Software maker expects enterprise spending to rebound this year and into 2011. Microsoft also confirms upgrade program to Office 2010 and says it's sold 90 million copies of Windows 7 so far.

Microsoft's chief financial officer said on Tuesday that the company sees business spending picking up over the next 18 to 24 months and expects to benefit as companies buy more PCs and servers.

"We feel very well-positioned for growth as the economy recovers," said Peter Klein, speaking at the Morgan Stanley Technology, Media and Telecom conference in San Francisco. Klein, whose speech was available via Webcast, said that the majority of large businesses are making plans to deploy Windows 7.

Klein Microsoft

"There will be an enterprise refresh cycle," Klein said. "It's not precisely certain when that will happen or how fast that will happen."

Klein also said that Microsoft has sold 90 million licenses of Windows 7 to date. The company had previously said it had sold more than 60 million copies as of December.

Klein, who took over as CFO in November, also confirmed that Microsoft plans to launch a program for Office 2010, where customers who buy Office 2007 ahead of that product will get a free or low-cost upgrade to the new version.

A Microsoft employee last month leaked details of such a program in a blog post, which was quickly pulled. Klein said that Microsoft will defer $300 million to $350 million in revenue from the current quarter, suggesting the program will start this month, since the quarter ends in March. Office 2010 is due to be released in June.

On the consumer side, Klein said Microsoft is excited to have both Project Natal for Xbox and Windows Phone 7 Series devices on the market in time for the holidays.

"I couldn't be more excited about Natal," Klein said. In financial speak, Klein said that the release of Natal will be good for both gaining new Xbox customers and getting existing Xbox owners to buy more software.

The company also said it expects to keep a lid on costs, forecasting operating expenses for next year in the range of $27 billion to $27.5 billion. That, Klein said, should lead to a "very good result" on both sales and earnings side.

In the question and answer part of the conference, Klein was asked about whether the company expects a challenge from the iPad and Google-based operating systems.

"There's always going to be competition," he said, but added that Windows 7 allows PC makers to build products in a lot of different shapes and sizes. Klein was also asked about whether the majority of Bing's search share gains have come from distribution deals, such as the inclusion of Bing as the default search engine on various new PCs.

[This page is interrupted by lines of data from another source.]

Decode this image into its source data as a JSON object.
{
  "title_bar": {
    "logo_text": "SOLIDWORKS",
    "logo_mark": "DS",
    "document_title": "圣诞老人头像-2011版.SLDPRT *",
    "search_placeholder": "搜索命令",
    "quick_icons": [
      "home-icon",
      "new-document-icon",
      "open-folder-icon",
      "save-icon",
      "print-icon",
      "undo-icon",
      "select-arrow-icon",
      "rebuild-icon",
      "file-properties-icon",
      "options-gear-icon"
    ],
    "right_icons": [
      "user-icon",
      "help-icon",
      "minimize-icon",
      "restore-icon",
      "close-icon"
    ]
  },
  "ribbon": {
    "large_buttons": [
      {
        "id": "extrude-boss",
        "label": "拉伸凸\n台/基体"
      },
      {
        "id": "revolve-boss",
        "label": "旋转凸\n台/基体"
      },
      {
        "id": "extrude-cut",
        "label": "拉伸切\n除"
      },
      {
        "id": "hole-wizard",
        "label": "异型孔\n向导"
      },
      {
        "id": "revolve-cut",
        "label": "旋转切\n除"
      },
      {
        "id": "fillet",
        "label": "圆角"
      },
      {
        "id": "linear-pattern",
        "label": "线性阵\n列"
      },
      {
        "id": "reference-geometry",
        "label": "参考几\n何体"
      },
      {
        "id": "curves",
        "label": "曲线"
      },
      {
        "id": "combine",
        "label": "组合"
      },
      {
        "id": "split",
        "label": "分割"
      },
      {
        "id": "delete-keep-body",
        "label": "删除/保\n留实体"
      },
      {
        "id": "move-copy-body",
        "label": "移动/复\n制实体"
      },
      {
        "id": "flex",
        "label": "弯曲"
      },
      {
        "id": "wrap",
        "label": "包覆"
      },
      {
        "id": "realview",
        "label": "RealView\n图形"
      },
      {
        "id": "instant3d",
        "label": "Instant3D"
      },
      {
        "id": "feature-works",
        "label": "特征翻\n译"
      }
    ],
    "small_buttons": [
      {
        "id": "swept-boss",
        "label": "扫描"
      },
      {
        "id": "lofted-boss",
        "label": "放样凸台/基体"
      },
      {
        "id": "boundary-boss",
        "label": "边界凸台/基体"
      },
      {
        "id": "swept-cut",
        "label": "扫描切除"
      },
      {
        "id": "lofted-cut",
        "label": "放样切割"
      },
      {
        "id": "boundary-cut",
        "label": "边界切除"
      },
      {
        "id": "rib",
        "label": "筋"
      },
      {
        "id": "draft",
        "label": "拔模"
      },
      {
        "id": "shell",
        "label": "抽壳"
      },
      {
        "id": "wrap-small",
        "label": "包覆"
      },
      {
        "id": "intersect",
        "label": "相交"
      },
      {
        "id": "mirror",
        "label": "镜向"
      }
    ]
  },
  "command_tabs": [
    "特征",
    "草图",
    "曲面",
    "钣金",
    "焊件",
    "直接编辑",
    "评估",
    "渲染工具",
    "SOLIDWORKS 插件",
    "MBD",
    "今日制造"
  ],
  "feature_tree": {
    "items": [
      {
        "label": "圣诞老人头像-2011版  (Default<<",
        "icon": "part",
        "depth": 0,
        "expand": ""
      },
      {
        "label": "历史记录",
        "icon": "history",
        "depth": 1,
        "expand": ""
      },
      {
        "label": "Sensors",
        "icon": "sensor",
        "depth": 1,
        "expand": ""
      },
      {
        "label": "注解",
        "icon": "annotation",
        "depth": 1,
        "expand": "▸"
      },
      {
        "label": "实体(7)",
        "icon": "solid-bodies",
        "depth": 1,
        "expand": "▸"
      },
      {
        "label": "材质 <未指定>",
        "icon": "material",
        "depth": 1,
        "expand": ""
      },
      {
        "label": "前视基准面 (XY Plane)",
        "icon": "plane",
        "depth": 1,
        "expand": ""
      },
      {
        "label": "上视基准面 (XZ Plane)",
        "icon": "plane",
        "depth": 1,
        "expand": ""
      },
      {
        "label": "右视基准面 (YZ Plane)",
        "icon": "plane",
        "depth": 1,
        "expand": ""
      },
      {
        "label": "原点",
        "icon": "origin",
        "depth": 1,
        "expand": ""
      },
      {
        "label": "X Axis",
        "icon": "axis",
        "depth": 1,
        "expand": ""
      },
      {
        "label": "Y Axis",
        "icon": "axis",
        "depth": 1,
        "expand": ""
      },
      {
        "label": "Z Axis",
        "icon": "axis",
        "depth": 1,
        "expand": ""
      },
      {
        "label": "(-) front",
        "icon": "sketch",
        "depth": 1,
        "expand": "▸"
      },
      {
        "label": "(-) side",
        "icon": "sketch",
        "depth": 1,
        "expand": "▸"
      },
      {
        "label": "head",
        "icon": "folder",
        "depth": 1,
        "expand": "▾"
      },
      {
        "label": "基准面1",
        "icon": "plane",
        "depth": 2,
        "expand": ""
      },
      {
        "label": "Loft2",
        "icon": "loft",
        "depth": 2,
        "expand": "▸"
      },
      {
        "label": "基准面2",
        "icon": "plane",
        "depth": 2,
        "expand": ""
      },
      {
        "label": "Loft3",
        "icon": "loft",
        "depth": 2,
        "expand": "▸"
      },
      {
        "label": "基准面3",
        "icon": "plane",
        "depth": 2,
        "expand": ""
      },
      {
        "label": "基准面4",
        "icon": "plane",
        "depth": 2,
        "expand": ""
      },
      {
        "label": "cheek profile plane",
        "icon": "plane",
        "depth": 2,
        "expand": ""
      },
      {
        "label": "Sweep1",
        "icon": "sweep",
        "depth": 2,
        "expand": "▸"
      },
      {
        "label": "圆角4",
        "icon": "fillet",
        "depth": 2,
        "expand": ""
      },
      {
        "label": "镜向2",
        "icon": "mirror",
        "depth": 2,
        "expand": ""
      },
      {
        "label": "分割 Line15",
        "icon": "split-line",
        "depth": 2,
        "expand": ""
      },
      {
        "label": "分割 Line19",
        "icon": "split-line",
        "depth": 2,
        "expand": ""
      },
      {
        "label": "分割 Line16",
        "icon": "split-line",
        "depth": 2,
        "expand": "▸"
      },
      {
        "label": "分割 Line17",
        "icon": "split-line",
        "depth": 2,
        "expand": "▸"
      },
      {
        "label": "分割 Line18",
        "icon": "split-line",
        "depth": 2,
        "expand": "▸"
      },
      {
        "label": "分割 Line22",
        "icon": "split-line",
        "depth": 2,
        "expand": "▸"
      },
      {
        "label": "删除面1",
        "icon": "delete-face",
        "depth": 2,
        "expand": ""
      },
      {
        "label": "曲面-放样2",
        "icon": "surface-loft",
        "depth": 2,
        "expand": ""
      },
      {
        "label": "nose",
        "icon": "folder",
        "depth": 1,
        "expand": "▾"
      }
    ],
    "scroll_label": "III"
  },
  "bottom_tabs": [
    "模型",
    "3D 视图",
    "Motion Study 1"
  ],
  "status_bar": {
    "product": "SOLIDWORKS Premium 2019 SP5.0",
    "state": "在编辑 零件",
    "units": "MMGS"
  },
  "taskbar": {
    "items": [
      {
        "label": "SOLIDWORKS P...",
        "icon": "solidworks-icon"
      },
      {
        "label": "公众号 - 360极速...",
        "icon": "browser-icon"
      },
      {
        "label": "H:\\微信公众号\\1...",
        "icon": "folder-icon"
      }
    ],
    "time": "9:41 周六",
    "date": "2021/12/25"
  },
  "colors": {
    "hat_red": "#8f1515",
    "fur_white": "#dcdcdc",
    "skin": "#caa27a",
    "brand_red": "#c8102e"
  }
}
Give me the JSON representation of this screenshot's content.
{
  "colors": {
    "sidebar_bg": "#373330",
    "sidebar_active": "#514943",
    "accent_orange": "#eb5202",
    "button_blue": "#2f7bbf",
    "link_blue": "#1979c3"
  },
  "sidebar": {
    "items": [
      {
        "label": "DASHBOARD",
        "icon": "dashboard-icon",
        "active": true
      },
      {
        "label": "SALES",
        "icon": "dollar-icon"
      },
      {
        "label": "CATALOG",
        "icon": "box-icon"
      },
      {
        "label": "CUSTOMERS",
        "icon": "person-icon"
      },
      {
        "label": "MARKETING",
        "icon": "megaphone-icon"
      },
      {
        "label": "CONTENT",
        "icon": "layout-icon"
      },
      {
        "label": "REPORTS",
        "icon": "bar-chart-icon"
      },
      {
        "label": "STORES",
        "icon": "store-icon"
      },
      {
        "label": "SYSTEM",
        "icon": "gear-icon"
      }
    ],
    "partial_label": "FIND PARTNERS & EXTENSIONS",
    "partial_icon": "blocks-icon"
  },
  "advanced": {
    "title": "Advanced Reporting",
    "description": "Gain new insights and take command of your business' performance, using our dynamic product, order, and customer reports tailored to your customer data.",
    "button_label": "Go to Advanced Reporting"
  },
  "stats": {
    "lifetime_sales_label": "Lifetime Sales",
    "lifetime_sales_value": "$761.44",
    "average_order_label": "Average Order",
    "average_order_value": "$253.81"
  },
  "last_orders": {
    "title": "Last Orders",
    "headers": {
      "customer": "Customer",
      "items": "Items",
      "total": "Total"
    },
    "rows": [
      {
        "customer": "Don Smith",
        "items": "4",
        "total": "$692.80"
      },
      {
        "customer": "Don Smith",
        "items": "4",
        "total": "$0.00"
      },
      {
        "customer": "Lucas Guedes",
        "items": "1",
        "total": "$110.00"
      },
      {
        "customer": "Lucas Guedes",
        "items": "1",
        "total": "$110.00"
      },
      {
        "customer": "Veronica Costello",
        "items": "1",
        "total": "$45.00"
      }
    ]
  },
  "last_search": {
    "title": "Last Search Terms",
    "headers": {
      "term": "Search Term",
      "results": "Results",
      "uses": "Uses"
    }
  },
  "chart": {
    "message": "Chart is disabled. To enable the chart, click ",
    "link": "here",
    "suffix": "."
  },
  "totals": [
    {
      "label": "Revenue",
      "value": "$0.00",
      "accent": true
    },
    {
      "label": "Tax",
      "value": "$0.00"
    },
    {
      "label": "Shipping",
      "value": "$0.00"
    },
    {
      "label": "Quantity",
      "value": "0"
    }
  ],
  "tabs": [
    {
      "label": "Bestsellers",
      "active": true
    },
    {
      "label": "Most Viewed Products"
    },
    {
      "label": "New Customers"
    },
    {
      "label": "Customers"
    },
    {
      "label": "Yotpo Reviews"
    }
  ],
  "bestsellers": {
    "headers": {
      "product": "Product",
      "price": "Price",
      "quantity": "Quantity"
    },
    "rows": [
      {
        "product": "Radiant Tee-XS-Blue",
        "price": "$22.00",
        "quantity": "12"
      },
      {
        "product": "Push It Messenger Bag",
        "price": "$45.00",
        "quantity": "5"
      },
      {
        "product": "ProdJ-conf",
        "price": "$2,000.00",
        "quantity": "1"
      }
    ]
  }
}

Klein said he wasn't sure that accounted for the majority of the improvement, but said "certainly some of our increase in share has come from our distribution deals, which we think is a good thing." He said the real test will be whether those gains become permanent.